Another added that managers look very tired when they turn up at 5am to operate a scab service on strike days. “They hate it when we strike on a Saturday—it spoils their weekend,” the driver said. An FBU rep told Barnsley trades council how he had boarded a Stagecoach bus by mistake on the first strike day. When he realised there was a strike on, he asked the driver why he was scabbing. “He told me he wasn’t a scab, he was a manager. I told the rest of the bus passengers that the driver was a scab, that I would not travel on a scab bus and was getting off. A load of other passengers got off with me.”  
Few passengers are using Stagecoach buses on strike days. People have visited picket lines to say they were involved in the 1984-85 Miners’ Strike and would never use a bus driven by a scab. Barnsley College lecturers gave money to the drivers’ hardship fund, citing the difference that solidarity had made to their own recent dispute.  
“That gave strength to our members to fight on until we succeeded,” said a UCU rep. “We want the bus drivers to see that they can win.”  
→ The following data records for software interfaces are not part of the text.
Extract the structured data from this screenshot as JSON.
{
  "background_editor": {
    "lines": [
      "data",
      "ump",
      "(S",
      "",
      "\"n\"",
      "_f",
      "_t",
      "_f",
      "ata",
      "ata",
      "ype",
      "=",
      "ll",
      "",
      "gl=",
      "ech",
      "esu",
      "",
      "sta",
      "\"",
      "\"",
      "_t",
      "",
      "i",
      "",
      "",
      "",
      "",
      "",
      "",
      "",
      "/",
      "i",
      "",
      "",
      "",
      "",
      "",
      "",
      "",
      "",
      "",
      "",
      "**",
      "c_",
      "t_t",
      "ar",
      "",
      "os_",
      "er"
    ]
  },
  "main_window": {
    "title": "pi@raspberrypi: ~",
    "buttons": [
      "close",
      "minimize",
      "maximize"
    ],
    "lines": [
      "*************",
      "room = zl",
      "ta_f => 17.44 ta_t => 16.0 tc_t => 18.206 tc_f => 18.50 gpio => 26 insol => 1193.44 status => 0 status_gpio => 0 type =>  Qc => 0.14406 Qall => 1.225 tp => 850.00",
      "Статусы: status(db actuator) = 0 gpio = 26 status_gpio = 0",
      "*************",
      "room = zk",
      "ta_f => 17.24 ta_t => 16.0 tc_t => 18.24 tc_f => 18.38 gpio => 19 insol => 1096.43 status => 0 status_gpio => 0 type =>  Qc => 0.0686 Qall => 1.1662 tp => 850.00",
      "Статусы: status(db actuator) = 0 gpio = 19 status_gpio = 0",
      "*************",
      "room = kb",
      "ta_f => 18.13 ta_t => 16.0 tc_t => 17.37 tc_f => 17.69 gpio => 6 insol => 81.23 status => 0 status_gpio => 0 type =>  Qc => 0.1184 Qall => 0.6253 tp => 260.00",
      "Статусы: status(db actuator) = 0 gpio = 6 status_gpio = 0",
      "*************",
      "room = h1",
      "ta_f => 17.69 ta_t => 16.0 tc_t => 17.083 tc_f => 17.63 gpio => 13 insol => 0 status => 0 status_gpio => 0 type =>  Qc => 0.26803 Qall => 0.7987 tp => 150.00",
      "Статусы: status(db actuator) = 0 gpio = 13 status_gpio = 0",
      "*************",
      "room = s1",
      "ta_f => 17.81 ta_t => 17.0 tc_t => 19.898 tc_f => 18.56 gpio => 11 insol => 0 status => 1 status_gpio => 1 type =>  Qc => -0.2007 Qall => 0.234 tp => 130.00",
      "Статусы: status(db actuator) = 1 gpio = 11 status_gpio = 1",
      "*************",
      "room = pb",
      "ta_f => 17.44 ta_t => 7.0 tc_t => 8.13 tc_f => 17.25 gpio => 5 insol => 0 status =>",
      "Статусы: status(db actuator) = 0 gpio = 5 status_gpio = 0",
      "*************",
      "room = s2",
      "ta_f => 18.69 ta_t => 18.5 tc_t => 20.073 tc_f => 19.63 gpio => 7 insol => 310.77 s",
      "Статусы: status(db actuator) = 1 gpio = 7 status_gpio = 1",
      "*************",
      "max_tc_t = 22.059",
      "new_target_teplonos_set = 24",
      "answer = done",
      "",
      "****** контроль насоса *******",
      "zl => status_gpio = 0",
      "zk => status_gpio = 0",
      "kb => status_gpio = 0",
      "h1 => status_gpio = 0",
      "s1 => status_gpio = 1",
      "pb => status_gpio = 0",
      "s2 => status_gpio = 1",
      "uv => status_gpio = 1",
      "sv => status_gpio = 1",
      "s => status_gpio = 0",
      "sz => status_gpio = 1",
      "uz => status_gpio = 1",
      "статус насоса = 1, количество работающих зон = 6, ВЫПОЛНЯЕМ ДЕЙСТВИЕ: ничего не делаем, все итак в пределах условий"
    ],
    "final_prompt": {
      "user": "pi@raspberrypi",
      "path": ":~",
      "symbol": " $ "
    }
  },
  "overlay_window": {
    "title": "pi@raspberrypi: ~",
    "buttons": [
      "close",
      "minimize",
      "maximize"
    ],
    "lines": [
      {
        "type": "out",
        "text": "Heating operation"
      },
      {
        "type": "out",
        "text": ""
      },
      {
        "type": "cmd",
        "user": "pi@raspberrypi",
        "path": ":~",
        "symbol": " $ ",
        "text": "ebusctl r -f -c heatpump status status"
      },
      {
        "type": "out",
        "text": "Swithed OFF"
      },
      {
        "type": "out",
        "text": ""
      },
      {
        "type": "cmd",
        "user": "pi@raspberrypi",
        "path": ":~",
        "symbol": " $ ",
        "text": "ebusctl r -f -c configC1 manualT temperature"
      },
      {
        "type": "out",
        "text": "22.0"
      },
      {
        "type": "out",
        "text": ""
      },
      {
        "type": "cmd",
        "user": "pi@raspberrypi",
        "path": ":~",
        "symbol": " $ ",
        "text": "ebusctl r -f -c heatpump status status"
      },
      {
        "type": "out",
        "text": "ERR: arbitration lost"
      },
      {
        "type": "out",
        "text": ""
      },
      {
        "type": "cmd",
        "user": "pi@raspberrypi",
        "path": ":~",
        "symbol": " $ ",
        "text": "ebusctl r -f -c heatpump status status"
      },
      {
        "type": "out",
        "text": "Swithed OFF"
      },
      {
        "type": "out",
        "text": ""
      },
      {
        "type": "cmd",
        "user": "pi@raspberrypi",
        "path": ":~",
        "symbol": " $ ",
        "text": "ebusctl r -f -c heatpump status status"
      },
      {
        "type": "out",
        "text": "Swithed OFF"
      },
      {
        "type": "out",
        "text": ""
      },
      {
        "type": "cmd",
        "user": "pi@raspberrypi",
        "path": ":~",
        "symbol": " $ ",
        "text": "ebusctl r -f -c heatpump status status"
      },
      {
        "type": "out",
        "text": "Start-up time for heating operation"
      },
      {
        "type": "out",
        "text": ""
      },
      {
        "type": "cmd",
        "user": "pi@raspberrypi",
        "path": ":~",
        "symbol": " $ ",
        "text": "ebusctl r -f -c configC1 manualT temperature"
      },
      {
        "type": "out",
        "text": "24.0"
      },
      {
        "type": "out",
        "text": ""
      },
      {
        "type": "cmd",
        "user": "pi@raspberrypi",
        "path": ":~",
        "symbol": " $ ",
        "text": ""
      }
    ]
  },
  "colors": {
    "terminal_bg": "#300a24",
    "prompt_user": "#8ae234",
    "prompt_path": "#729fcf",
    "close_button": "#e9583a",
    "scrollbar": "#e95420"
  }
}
The trades council voted to organise a demonstration in Barnsley on the first strike day this Saturday. Workers hope to see union branches from around the area turning up with banners: Saturday 4 February, 10.30am, assemble at Barnsley bus station for a rally at the picket line followed by a march through Barnsley town centre.  
Messages of support should be emailed to Barnsley Unite branch secretary Tony Rushforth at a-rushforth@sky.com Cheques should be made payable to TGWU 9/9 Barnsley and sent to A Rushforth, 45 Tune Street, Wombwell, Barnsley S73 8PX

Cyprus: drivers on indefinite strike

Bus drivers across Cyprus began an indefinite strike today because they have not been paid their wages for January. They are caught in the middle of a dispute between the bus operators and the state. 
The operators claim the government has not paid them the agreed subsidies and in turn they have no cash to pay their employees. The government says it has transferred enough cash for the companies to pay staff and accused them of using strike action as leverage to get more money. 
Communications Minister Efthymios Flourentzos said €4.0 million had been transferred into the companies’ accounts yesterday, an amount that “is more than enough to pay any obligations to the bus drivers”. The minister said €710,000 went to Nicosia, €1.5 million to Limassol, €250,000 to Paphos and the rest to the two companies in Larnaca and Famagusta.